*PROBLEM*: In the entries below, find each line with the string "time" and copy it.

(MATERIAL TO PROCESS begins)

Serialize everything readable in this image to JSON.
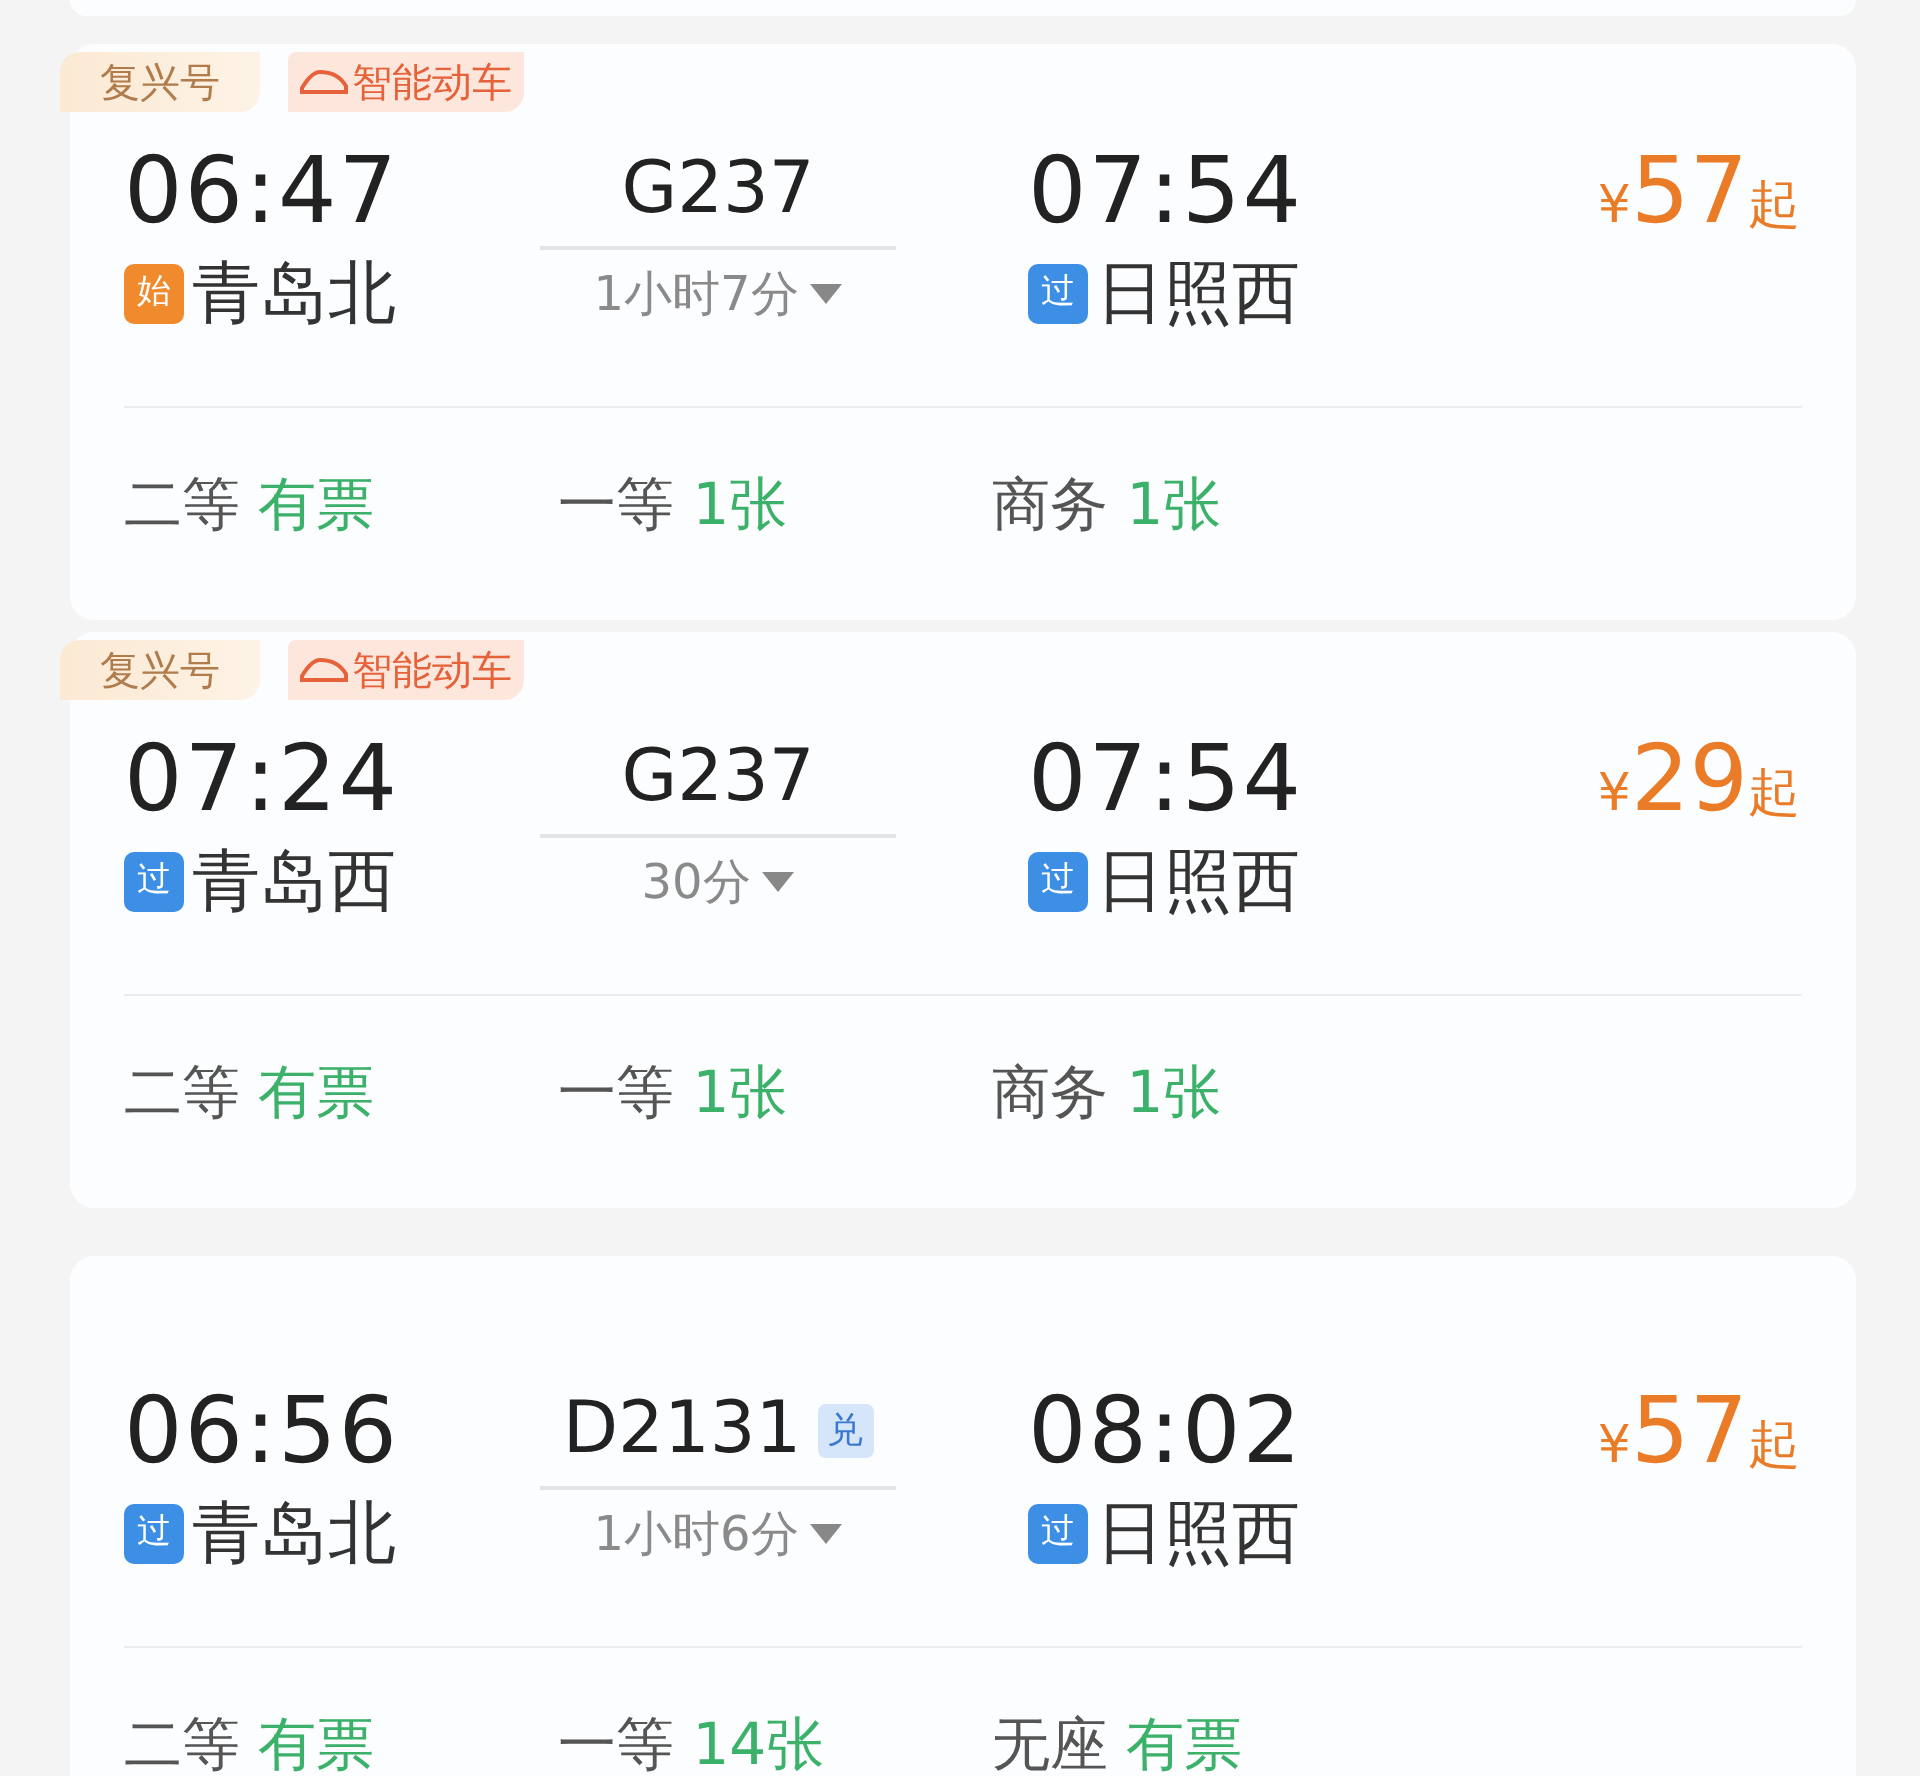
{
  "trains": [
    {
      "tags": [
        {
          "kind": "brand",
          "label": "复兴号"
        },
        {
          "kind": "smart",
          "label": "智能动车"
        }
      ],
      "depart": {
        "time": "06:47",
        "badge": {
          "kind": "start",
          "label": "始"
        },
        "station": "青岛北"
      },
      "train": {
        "number": "G237"
      },
      "duration": "1小时7分",
      "arrive": {
        "time": "07:54",
        "badge": {
          "kind": "pass",
          "label": "过"
        },
        "station": "日照西"
      },
      "price": {
        "symbol": "¥",
        "amount": "57",
        "suffix": "起"
      },
      "seats": [
        {
          "class": "二等",
          "availability": "有票"
        },
        {
          "class": "一等",
          "availability": "1张"
        },
        {
          "class": "商务",
          "availability": "1张"
        }
      ]
    },
    {
      "tags": [
        {
          "kind": "brand",
          "label": "复兴号"
        },
        {
          "kind": "smart",
          "label": "智能动车"
        }
      ],
      "depart": {
        "time": "07:24",
        "badge": {
          "kind": "pass",
          "label": "过"
        },
        "station": "青岛西"
      },
      "train": {
        "number": "G237"
      },
      "duration": "30分",
      "arrive": {
        "time": "07:54",
        "badge": {
          "kind": "pass",
          "label": "过"
        },
        "station": "日照西"
      },
      "price": {
        "symbol": "¥",
        "amount": "29",
        "suffix": "起"
      },
      "seats": [
        {
          "class": "二等",
          "availability": "有票"
        },
        {
          "class": "一等",
          "availability": "1张"
        },
        {
          "class": "商务",
          "availability": "1张"
        }
      ]
    },
    {
      "depart": {
        "time": "06:56",
        "badge": {
          "kind": "pass",
          "label": "过"
        },
        "station": "青岛北"
      },
      "train": {
        "number": "D2131",
        "badge": "兑"
      },
      "duration": "1小时6分",
      "arrive": {
        "time": "08:02",
        "badge": {
          "kind": "pass",
          "label": "过"
        },
        "station": "日照西"
      },
      "price": {
        "symbol": "¥",
        "amount": "57",
        "suffix": "起"
      },
      "seats": [
        {
          "class": "二等",
          "availability": "有票"
        },
        {
          "class": "一等",
          "availability": "14张"
        },
        {
          "class": "无座",
          "availability": "有票"
        }
      ]
    }
  ]
}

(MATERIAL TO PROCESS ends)

*TASK SOLUTION*:
        "time": "06:47",
        "time": "07:54",
        "time": "07:24",
        "time": "07:54",
        "time": "06:56",
        "time": "08:02",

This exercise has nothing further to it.